We are a commune of inquiring, skeptical, politically centrist, capitalist, anglophile, traditionalist New England Yankee humans, humanoids, and animals with many interests beyond and above politics. Each of us has had a high-school education (or GED), but all had ADD so didn't pay attention very well, especially the dogs. Each one of us does "try my best to be just like I am," and none of us enjoys working for others, including for Maggie, from whom we receive neither a nickel nor a dime. Freedom from nags, cranks, government, do-gooders, control-freaks and idiots is all that we ask for.
Too much free speech? The NYT freaks out. Why, I ask myself, should some businesses be gagged when media corporations, unions, and George Soros is not? The Times Corporation, a de facto arm of the Left wing of the Dem party and clearly enamoured of their own political speech, beclowns itself with pure partisanship masked as sanctimonious purity.
"If you were to tell me growing up that a guy whose mom was on welfare and parents had some marital troubles, and I had some issues growing up, that a guy from Wrentham would be here standing before you right now and going to Washington, D.C., are you kidding me?" Brown said at a postelection news conference.
Fifty-eight percent of those polled by The Washington Post recently claimed they preferred smaller government with fewer services, with only 38 percent favoring a larger government with more services (and, yes, it is a terrific struggle not to place ironic quotations marks around the word services).
This is the highest number for the “smaller government” category since 2002. And a full year into President Barack Obama’s term, most polls, and state elections, tell us that the electorate is walking — maybe sprinting? — back from the progressive economic policies that now dominate Washington.
*A majority of union members in America (52 percent) now work for the government.

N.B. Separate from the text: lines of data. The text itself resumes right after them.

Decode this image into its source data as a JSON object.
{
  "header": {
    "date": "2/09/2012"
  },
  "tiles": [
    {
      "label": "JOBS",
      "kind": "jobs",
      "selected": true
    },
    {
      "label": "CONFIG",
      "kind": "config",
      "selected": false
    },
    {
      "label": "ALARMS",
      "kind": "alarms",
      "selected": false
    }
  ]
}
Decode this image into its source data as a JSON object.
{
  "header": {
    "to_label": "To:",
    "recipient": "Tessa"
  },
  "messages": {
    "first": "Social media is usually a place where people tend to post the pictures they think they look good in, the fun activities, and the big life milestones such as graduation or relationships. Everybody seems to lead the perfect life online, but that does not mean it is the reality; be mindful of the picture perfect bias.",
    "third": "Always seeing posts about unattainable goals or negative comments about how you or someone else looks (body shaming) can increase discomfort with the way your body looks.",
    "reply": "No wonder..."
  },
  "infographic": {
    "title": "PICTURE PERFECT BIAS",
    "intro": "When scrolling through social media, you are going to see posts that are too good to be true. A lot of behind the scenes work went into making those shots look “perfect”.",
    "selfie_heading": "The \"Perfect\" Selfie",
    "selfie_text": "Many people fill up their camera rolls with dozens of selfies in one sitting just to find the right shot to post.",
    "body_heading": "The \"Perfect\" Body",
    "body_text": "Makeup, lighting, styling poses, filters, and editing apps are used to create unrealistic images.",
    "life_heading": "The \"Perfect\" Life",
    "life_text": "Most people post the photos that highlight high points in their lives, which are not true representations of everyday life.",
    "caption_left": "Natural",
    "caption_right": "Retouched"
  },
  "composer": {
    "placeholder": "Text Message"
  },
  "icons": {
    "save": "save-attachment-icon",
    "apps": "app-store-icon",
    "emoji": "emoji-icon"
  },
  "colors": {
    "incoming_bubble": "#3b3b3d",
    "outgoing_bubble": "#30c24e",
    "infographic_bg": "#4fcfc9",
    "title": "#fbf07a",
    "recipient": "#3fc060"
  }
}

This is up sharply from 49 percent in 2008. Put another way, Sherk finds, three times more union members now work in the Post Office than in the auto industry.
Union membership in the productive sector of our economy continued its long-term downward spiral, falling from 20.1 percent in 1980 to a mere 7.2 percent in 2009.

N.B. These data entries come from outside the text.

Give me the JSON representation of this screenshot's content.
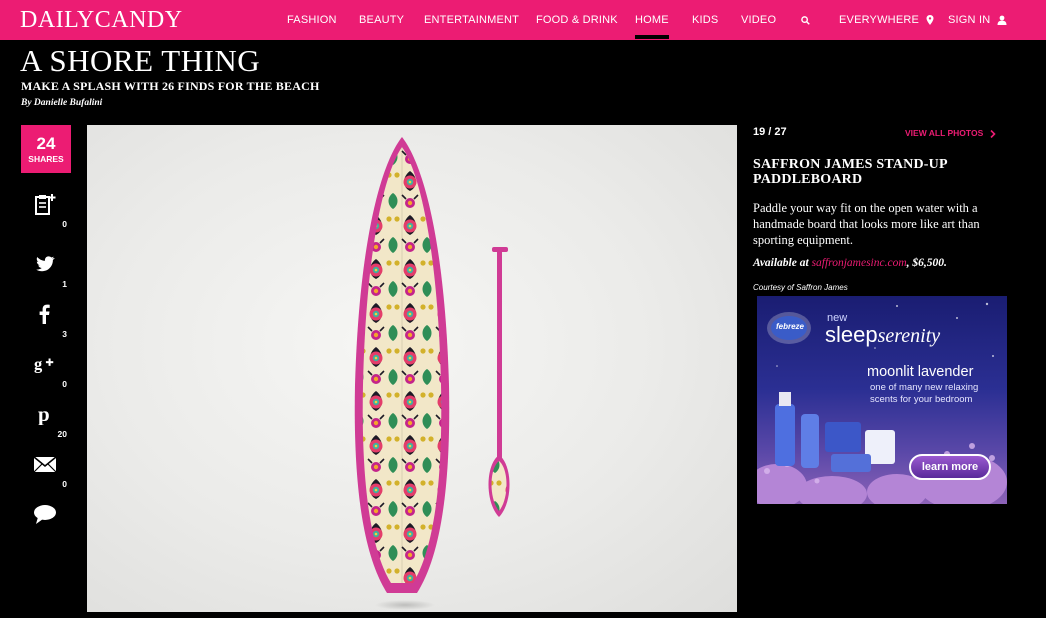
{
  "site": {
    "logo": "DAILYCANDY",
    "brand_color": "#ec1c73"
  },
  "nav": {
    "items": [
      {
        "label": "FASHION"
      },
      {
        "label": "BEAUTY"
      },
      {
        "label": "ENTERTAINMENT"
      },
      {
        "label": "FOOD & DRINK"
      },
      {
        "label": "HOME",
        "active": true
      },
      {
        "label": "KIDS"
      },
      {
        "label": "VIDEO"
      }
    ],
    "search_icon": "search-icon",
    "location_label": "EVERYWHERE",
    "signin_label": "SIGN IN"
  },
  "article": {
    "title": "A SHORE THING",
    "subtitle": "MAKE A SPLASH WITH 26 FINDS FOR THE BEACH",
    "byline": "By Danielle Bufalini"
  },
  "share": {
    "total": "24",
    "total_label": "SHARES",
    "items": [
      {
        "icon": "clipboard-add-icon",
        "count": "0"
      },
      {
        "icon": "twitter-icon",
        "count": "1"
      },
      {
        "icon": "facebook-icon",
        "count": "3"
      },
      {
        "icon": "google-plus-icon",
        "count": "0"
      },
      {
        "icon": "pinterest-icon",
        "count": "20"
      },
      {
        "icon": "email-icon",
        "count": "0"
      },
      {
        "icon": "comment-icon",
        "count": ""
      }
    ]
  },
  "gallery": {
    "counter": "19 / 27",
    "view_all": "VIEW ALL PHOTOS",
    "item_title": "SAFFRON JAMES STAND-UP PADDLEBOARD",
    "description": "Paddle your way fit on the open water with a handmade board that looks more like art than sporting equipment.",
    "available_prefix": "Available at",
    "available_link": "saffronjamesinc.com",
    "available_suffix": ", $6,500.",
    "courtesy": "Courtesy of Saffron James"
  },
  "ad": {
    "brand": "febreze",
    "new": "new",
    "line1_a": "sleep",
    "line1_b": "serenity",
    "headline": "moonlit lavender",
    "tagline_1": "one of many new relaxing",
    "tagline_2": "scents for your bedroom",
    "cta": "learn more"
  }
}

A full 37.4 percent of government employees now belong to unions in 2009, up 0.6 percentage points from 2008.
* Private-sector unions lost 834,000 members in 2009. Public-sector unions, in contrast, actually gained 64,000 members.

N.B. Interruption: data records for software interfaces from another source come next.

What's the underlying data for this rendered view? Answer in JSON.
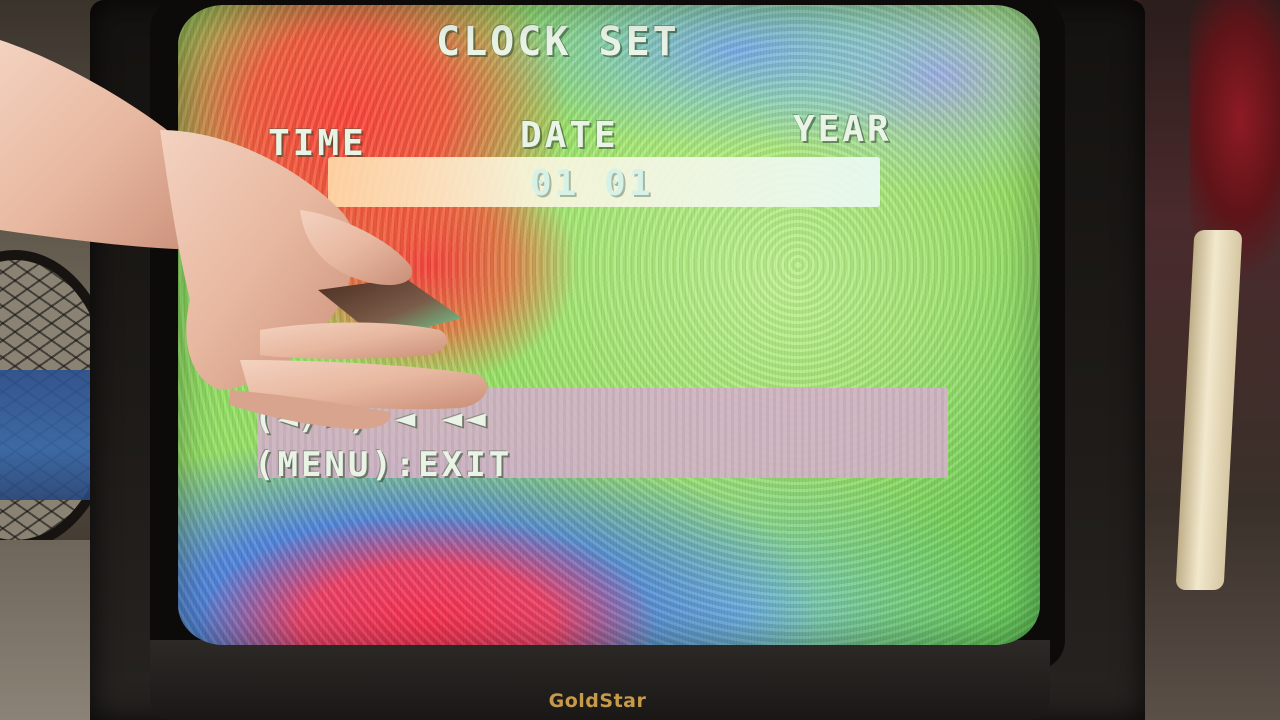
{
  "osd": {
    "title": "CLOCK SET",
    "time_label": "TIME",
    "date_label": "DATE",
    "year_label": "YEAR",
    "date_value": "01 01",
    "hint": "(◄/►) ◄ ◄◄",
    "exit": "(MENU):EXIT"
  },
  "tv": {
    "brand": "GoldStar"
  },
  "colors": {
    "brand_gold": "#c79a4a",
    "osd_text": "#e9f3e6",
    "screen_green": "#8fdc5c",
    "screen_red": "#ff4a3c",
    "screen_blue": "#466ef0"
  }
}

Two points here. At least about federal government employees. Not all federal government employees are union members. I am not. And secondly, even those that are don't always agree with their unions anymore than those SEIU members who voted for Brown recently. I know plenty of government employees who were for Brown and who did not vote for Obama (although we do keep it quiet around here so as not to draw the negative attention of those who did).
My guess is the rise in union membership is simply because they are hiring in the government sector versus government employees just joining unions for any specific reason. You get a job, you get signed up usually just to make your life easier.
Not that government needs to be hiring. We need to be cutting, but that's a different matter than the union membership growth.
Third: The president and congressional Democrats have spent the past year arguing that health reform is in the national interest—that it will broaden coverage, begin to contain costs, increase disposable income, and help improve the government’s long-term fiscal outlook. Which of those arguments ceased to be true between Monday and today?
The answer is none, of course. They were never true.
Let me second TROs comment about Federal employees. I have been one for over 30 years, and have been a member of the AFGE bargaining unit the whole time. In that time, I have never paid a red cent in dues or had anything to do with them other than reading an occasional email newsletter. I'd guess that about 25% of the employees are actually dues paying members, maybe less. Also, in my period of employment, I have never had anyone from the union discuss politics or recommend who to vote for. Maybe the fact that my agency is located primarily in the Rocky Mountain west makes us different than other agencies. I'll leave that for someone else to discuss.